"At the same time, you must remove yourself from being driven by emotion and ensure that your actions are absolutely professional and clinical. That's what's required of whoever takes charge of such an incident ... so that our decisions, which have such significant impact, are the right decisions."
Those images also hit home how important it was for the response teams to prevent any further harm to those worshippers, Bush said.
"I will never be more proud of police and emergency services as to how they put their lives on the line to save and help others in their absolute time of need."
Six minutes after the first 111 calls and seven minutes after the first shots were fired, the first police officers arrived at the Masjid Al Noor on Deans Ave. They did not know how many gunmen there might be or if any were still at the scene.
Ten minutes later, Senior Constable Jim Manning and Senior Constable Scott Carmody were driving on Brougham St when they saw a car with a plate that matched the one on the alleged gunman's live stream.
They rammed the car off the road and dragged the alleged gunman from the car. The arrest took place about 18 minutes after the first shots were fired.
"They had the experience and sense to know how to go about bringing this to a safe conclusion, but that took absolute courage," Bush said.
But they weren't the only emergency staff confronting a situation with many unknowns; ambulance staff entering into Masjid Al Noor, for example, were stepping over casualties and blood-stained tiles.
"There were other officers going into those scenes not knowing what was in front of them. To put yourself in that position for others is what our people come to work to do, and I can't speak more highly of them."
Bush said he was very aware of needing to tell the public what police knew, as well as what they didn't know. Police provided regular media updates, and Bush gave a press conference at 5pm.
"We weren't clear at that point how many people may have been involved. And we didn't know whether this was an incident isolated to those locations or whether it was a lot wider.

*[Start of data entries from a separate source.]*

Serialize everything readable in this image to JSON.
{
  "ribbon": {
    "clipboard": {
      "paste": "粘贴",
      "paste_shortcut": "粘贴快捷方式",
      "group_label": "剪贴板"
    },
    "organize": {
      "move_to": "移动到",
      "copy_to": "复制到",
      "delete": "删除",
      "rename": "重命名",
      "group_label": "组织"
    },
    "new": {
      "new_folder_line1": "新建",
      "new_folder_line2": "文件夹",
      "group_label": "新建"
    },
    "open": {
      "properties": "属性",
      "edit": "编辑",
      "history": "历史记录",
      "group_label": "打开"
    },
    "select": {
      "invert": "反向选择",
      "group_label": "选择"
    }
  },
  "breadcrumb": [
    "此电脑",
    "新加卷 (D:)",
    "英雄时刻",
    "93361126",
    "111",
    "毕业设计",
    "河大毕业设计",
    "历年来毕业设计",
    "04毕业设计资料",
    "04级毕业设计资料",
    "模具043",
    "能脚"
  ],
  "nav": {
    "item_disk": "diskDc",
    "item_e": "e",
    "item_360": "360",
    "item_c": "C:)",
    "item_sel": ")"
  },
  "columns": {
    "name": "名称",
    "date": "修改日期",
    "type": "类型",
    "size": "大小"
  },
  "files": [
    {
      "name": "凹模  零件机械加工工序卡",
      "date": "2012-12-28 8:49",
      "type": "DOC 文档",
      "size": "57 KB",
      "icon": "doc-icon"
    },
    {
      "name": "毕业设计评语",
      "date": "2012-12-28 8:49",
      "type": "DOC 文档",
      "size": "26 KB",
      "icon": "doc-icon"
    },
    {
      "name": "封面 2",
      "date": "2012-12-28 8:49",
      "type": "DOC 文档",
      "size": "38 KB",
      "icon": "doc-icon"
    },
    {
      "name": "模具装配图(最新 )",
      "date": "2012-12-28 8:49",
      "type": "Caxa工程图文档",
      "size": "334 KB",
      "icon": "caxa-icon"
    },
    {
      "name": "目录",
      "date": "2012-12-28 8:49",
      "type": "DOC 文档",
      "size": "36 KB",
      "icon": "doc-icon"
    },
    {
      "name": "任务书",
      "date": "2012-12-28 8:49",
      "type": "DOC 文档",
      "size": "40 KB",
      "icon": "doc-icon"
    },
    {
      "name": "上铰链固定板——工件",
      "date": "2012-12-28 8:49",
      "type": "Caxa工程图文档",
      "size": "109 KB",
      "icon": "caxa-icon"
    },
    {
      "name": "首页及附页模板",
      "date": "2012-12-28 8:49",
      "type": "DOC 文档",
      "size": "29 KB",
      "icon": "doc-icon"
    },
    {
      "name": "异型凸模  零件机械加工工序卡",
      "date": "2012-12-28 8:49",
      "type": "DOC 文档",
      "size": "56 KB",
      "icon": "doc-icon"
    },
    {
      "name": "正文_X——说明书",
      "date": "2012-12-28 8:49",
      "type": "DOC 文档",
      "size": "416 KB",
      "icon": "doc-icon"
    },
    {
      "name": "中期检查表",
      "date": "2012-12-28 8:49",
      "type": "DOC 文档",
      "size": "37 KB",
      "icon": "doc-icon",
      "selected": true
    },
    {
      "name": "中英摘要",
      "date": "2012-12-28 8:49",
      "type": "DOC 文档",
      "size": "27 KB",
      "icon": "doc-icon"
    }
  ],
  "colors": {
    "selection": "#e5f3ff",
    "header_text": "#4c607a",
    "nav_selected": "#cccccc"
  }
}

"So we were trying to make sense out of chaos. And in doing that, we wanted to make sure every New Zealander took care of themselves and was really vigilant about themselves and their families."
Bush said the way New Zealanders responded in the days following the shootings - with love, compassion and inclusion - was part of the national identity.
"It didn't matter where you were in the country, everyone was doing what they could to put their arms around the Muslim community.
"I was in Kilbirnie at the mosque [two days after the shootings] and it was four deep, five deep, not around the mosque, but around the entire block.
"It was a fantastic display of how New Zealanders really feel about each other. And I encourage everyone to never lose that. That's what makes New Zealand special."
Bush only has a few more weeks until he comes to the end of his term as commissioner, and hopes that the vigilance that followed the attack will persist, noting the increase in reports about suspicious activity following March 15.
"It's really important that that vigilance is maintained so that we can work together to prevent any such incident from ever occurring again.
"I can tell you that everyone in police, everyone in the security agencies and other similar organisations come to work every day to prevent something like this ever occurring again, and that stays at the forefront of our minds."
Like many who were put to the test last year, Bush said that March 15 "will stay with me obviously forever, like it will in so many people's minds and memories".
"It's probably changed all of us. We saw things we never want to see again and it made me particularly more determined to ensure that everything our organisation does is about preventing harm in the community ... knowing what the consequences could look like if we don't get it right."
Where to get help:
• Lifeline: 0800 543 354 (available 24/7)
• Whats Up?: 0800 942 8787 (1pm to 11pm)
• Depression helpline: 0800 111 757 (available 24/7)
• Youthline: 0800 376 633
• Kidsline: 0800 543 754 (available 24/7)
If it is an emergency and you feel like you or someone else is at risk, call 111.